What is a Risk-Bearing Organization?
As the health care industry transitions from traditional fee-for-service reimbursement towards value-based reimbursement methodologies, providers are increasingly exploring the formation risk-bearing organizations (“RBOs”). RBOs typically involve the association of historically independent providers—whether in a single provider type (e.g., physicians) or across the spectrum of care—through which the participating providers are able to assume collective financial risk for all or a portion of the costs of health care delivery from governmental payors, commercial health maintenance organizations or employer-sponsored health plans. Although the terminology used to describe RBOs often varies—sometimes referred to as independent practice associations, physician-hospital organizations, risk-bearing entities and accountable care organizations (“ACOs”)—the business objectives are commonly defined by the participating providers seeking to be rewarded for achieving better health outcomes, lowering cost and improving patient experience.
Participation in an RBO enables providers to contract collectively with third party payors to offer a defined set of health care services to attributed beneficiaries using some risk-based payment methodology, which may include global or partial capitation payments, upside/downside shared savings against a pre-established medical-loss threshold and/or episodic or bundled payments. Regardless of the payment model chosen, the critical definitional feature of an RBO is that the participating providers are willing to share both in the financial gains when care is delivered is efficiently and in the financial losses (at least to some degree) if the cost of care exceeds pre-established targets.
How are RBOs Regulated?
By virtue of these risk-bearing arrangements with third party payors, state insurance laws may view RBOs as performing a traditional or quasi-insurance function. Alternatively, other states view the licensed insurer as the entity primarily responsible for the care of the individuals and thus impose minimal to no limitations on providers that are looking to assume downstream risk for members. Importantly, even ACOs participating in federal programs that involve the assumption of financial risk, such as the Next General ACO Model track that involves capitated population-based payments, are required to comply with all applicable state licensure requirements regarding RBOs. Adding to this regulatory diversity is the desire of some states to build on federal initiatives—such as those encouraged by the Centers for Medicare & Medicaid Innovation—or similar state initiatives that encourage providers to take more responsible for the efficient delivery of health care services. Consequently, states have been struggling in determining how to best define and regulate RBOs and, and a result, the legal treatment of RBOs varies widely from state to state—with no two states regulating RBOs and their related activities in the exact same way.

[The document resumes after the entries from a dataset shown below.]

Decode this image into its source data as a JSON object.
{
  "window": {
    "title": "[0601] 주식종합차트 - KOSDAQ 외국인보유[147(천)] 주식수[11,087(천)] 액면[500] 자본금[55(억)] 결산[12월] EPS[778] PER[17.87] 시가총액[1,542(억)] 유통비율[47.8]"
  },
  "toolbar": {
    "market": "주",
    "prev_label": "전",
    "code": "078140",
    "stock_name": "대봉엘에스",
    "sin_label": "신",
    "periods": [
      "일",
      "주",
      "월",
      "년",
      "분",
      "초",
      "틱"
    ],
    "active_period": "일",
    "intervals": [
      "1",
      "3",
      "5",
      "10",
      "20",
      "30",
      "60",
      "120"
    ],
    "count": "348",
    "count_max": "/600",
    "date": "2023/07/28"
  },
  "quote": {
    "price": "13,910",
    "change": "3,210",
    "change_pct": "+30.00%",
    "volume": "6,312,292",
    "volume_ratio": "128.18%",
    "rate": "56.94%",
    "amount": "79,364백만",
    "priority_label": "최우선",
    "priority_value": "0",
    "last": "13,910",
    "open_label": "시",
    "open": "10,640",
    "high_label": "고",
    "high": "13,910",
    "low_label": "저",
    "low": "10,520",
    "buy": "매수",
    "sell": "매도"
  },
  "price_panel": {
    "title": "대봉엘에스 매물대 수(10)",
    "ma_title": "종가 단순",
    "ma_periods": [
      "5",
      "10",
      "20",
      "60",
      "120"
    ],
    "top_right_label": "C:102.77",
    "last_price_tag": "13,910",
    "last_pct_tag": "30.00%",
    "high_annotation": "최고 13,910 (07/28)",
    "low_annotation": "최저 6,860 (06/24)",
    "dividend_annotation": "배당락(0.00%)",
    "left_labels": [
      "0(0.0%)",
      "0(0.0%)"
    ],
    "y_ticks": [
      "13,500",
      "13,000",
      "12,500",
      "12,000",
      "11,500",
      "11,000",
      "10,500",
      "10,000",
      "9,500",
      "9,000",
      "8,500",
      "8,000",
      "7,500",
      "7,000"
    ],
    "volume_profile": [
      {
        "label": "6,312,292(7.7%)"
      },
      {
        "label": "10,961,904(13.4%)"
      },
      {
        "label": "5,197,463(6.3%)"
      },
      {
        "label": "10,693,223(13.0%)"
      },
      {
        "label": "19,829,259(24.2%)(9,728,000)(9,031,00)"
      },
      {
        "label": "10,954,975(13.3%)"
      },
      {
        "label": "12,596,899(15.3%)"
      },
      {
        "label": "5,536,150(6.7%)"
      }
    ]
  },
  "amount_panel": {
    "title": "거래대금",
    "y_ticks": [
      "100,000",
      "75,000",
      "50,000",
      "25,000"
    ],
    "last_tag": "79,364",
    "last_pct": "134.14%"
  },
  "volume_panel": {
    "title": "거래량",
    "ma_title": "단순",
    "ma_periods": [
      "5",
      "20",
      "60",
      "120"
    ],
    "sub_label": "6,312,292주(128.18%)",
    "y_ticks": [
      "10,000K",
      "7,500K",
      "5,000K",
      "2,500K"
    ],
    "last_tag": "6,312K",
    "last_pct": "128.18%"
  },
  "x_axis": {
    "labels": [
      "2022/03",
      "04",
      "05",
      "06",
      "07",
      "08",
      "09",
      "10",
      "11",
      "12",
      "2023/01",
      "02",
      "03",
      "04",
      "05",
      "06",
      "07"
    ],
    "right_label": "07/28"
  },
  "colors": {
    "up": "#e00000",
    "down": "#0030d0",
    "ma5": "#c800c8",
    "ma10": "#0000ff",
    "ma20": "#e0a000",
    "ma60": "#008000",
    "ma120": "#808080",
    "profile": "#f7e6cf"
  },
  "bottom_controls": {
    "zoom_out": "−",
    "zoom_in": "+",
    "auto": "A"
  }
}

In addition to regulation of the RBO as a function of state insurance law, other functions that complement the ability of an RBO to perform its risk-bearing functions effectively may create the need for additional state licensures and approvals. For example, in addition to assuming financial risk, RBOs commonly seek delegation of traditional health plan functions, such as utilization review, provider network development and claims adjudication to providers within the RBO’s provider network. The performance of these functions may then create the need for the RBO to apply for additional licenses or seek additional approvals, whether as a utilization review agency, third party administrator or similar authority. To add an even further layer of regulation, providers or RBO conveners and facilitators may be limited in structuring an RBO based on other state regulatory limitations. These limitations may include a strong state prohibition on the corporate practice of medicine, which may limit who may own and control an RBO, or a related prohibition on professional fee-splitting, which could limit the ability of licensed providers to share in fees generated in the RBO with non-licensed parties, such as management and administrative services providers.
What Is the Best Way to Proceed?Given this disparity in state regulation of RBOs and the patchwork of applicable prohibitions and limitations that apply to provider associations, a predicate step to formation of an RBO is the need for participating providers or RBO conveners and facilitators to understand the unique regulatory framework in the applicable state(s). Navigating these state regulatory hurdles and approvals requires strong state-specific expertise to minimize costs and delays in formation and approval. Ropes & Gray has been actively involved in understanding these state-specific nuances and particularities and have advised clients pursuing RBOs across the county.
Ropes & Gray regularly examines trends, developments and issues in value-based health care to provide guidance on this rapidly evolving topic.
- Over 40 U.S. States Pursing Value-Based Payment Programs, Report Finds (November 13, 2017)
- ACOs Yield Quality Lessons for Hospitals, May Expand (November 13, 2017)